Passengers don't fare too badly, either. In spite of the sharp handling, the ride is comfortable, and there's plenty of space in the front two rows. Those in seats six and seven don't have quite so much room, but the same is true in most rivals.
The 2.0-litre diesel engine is strong enough to pull a fully loaded car, while still returning excellent fuel economy.
Definitely not dull at all.
Honda CR-V 2.2 i-CTDi ES
Target Price 21,179
The Honda CR-V is proof that SUVs can be green. The 2.2-litre diesel engine returns 43.5mpg on average and emits just 173g/km of CO2 those figures are better than many family hatchbacks manage.
It's not just a green choice. The CR-V is a very good car in other respects, too. Performance is strong and the handling is nimble for an SUV. The ride is on the firm side, but it's easy enough to live with.
As you'd expect of a Honda, reliability is pretty much guaranteed, and strong resale values also make this car a safe place to put your money.
Land Rover Freelander 2.2 TD4e GS
Target Price 22,670
We've always been fans of the Land Rover Freelander, which is a former What Car? award winner. Recent improvements have kept the car close to the top of the compact SUV class.
Chief among these is the adoption of stop-start technology. This means the engine switches off when the car is stuck in traffic, reducing fuel consumption and emissions. You can expect 42.2mpg on average, and the CO2 output is a respectable 179g/km. That's good for the planet and good for your bank balance, too.
It's not the sharpest-handling SUV, but the ride is always comfortable and, should you ever need to venture off road, the Freelander will run out of ability long after you have.
You'll pay more for the Freelander than you would for an SUV with a more mainstream badge, but the price looks less steep when compared with the likes of the Audi Q5 or BMW X3. We'd choose the Land Rover over either of these big-name German rivals.
Volkswagen Passat CC 1.8 TSI
Target Price 19,623
Does the world need a saloon that thinks it's a coup?

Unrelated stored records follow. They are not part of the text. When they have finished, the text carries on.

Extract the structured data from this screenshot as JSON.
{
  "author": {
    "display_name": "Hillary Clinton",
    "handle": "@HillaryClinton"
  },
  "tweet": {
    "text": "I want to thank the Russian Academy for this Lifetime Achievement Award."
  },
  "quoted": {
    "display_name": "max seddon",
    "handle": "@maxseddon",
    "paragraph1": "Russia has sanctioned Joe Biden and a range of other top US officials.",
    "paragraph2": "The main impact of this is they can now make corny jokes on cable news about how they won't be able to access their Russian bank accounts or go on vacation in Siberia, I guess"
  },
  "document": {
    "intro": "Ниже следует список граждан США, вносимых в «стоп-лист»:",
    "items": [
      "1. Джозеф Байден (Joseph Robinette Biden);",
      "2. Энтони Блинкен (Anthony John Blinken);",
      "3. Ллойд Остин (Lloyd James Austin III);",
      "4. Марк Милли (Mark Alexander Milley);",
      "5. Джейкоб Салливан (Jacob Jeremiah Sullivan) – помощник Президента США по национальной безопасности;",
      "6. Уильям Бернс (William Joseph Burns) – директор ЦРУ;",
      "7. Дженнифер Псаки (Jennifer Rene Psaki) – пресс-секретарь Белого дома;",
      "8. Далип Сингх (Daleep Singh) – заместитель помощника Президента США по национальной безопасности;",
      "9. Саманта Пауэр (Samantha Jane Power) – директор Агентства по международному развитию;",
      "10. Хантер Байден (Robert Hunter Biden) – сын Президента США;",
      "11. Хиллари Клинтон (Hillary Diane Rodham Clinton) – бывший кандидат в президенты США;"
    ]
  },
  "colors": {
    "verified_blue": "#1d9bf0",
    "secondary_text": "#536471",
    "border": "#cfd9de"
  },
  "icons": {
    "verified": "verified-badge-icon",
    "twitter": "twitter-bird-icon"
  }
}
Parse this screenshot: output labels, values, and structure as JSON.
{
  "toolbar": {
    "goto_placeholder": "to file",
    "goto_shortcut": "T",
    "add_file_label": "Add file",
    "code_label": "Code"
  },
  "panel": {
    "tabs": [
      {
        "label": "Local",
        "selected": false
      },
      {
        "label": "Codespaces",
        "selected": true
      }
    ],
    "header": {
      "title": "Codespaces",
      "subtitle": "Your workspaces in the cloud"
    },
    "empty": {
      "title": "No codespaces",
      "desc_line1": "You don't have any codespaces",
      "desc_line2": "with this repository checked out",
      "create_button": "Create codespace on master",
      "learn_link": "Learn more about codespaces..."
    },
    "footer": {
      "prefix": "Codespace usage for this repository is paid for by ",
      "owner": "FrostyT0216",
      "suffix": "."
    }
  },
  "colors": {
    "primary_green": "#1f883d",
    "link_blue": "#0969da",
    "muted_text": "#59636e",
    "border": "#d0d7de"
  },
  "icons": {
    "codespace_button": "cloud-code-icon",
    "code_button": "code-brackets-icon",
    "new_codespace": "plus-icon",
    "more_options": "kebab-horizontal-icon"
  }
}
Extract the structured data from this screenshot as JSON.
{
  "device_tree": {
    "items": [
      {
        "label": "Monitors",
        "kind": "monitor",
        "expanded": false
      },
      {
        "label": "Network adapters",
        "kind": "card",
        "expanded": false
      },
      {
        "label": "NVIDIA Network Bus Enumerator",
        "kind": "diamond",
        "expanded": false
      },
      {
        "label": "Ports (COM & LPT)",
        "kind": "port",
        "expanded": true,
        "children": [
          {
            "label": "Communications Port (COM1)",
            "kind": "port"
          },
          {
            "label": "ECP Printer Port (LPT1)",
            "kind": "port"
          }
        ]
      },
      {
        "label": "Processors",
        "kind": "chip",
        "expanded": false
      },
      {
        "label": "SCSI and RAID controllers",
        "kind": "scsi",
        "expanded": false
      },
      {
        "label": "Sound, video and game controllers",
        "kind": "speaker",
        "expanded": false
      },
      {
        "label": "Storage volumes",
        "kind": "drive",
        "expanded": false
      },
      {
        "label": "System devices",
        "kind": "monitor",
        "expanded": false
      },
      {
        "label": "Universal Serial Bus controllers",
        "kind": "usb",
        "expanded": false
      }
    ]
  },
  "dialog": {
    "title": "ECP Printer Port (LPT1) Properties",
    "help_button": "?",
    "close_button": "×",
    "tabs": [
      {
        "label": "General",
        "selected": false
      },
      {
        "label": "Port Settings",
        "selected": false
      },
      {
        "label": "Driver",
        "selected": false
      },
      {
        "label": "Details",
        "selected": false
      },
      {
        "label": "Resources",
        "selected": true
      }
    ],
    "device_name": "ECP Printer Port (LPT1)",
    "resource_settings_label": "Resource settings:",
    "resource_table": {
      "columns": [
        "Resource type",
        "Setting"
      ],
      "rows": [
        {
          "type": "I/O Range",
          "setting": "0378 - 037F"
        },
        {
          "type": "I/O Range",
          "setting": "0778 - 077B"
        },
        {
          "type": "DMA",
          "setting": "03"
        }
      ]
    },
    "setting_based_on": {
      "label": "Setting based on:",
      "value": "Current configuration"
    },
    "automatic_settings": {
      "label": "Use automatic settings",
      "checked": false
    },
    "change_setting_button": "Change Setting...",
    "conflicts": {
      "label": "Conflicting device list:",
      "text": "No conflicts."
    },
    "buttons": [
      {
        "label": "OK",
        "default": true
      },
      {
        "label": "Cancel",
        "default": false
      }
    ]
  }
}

Perhaps not, but it would be a duller place without the Passat CC.
Photographs don't do justice to understated cars such as the CC. In the metal, it's imposing, yet elegant.
The entry-level 1.8 TSI engine is all you need. It gives the car a healthy turn of speed, but keeps the list price and fuel consumption down. Smooth and refined, it suits the car's character. Handling is good, although the ride is jiggly over poor surfaces.
Inside, there's space for four adults, even if rear headroom is tight for tall passengers. Still, at least they'll be travelling in style.
Volkswagen Eos 2.0 TSI Sport
Target Price 22,366
Anyone looking for a four-seater with a folding metal roof is spoilt for choice. We can save you any indecision the VW Eos is the best of the lot.
It looks terrific and is also great to drive, with an able chassis that blends agile cornering with impressive ride comfort. Good refinement roof up or down makes the Eos a comfortable and efficient mile-eater, too.
The 2.0-litre TSI is our favourite model. Its 197bhp gives the Eos sports car levels of performance, but still returns good economy.